75% of Aboriginal people in Australia experience racism every day. This is one of the first statistics set forth in Down and Under, an investigative documentary that explores the history of racism in Australia; a history that began in 1788 when the British first came over to Australia and endures today as it exist in forms that go beyond hate speech and even physical attacks on Aboriginals. The unfortunate viral footage that was captured by vigilant citizens paints a picture of ironic xenophobia that isn't mutually exclusive when it comes to its aim at the Aboriginal people of Australia.

If the footage shown in the documentary is any indication, refugees from Africa, the Middle East, and China, as well as white people who count English as a second language, can be victims of racially motivated hate at any time, and it isn't just hoodlums on city buses who agree that blatant racism and objection to others is an appropriate way to deal with the perceived surplus of non-European immigrants.

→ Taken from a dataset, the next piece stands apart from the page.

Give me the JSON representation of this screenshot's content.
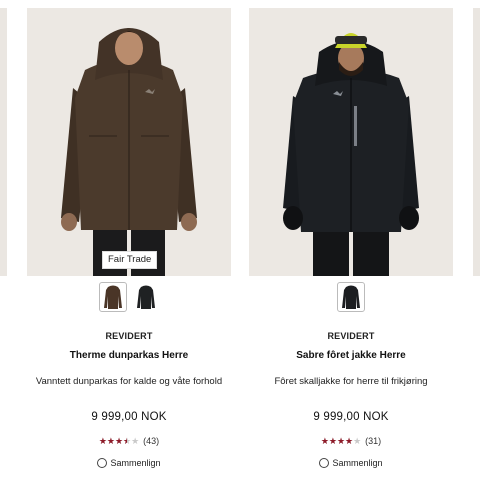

The historical problem of racism in Australia, a problem that now mirrors racism from all over the globe at many different points throughout history, from internment camps to southern segregation, is one that presents us with a lot to think about. You'll want to look into the policies mentioned in Down and Under after viewing, and you'll get a new understanding of the dangers behind ideals that present assimilation as a necessity, especially when assimilation becomes important enough to a nation that they would take a generation of children away from their parents in an effort to not only build up the new Australian ideal culture, but to strip the Native Australian people from their culture, identity, and even their family names.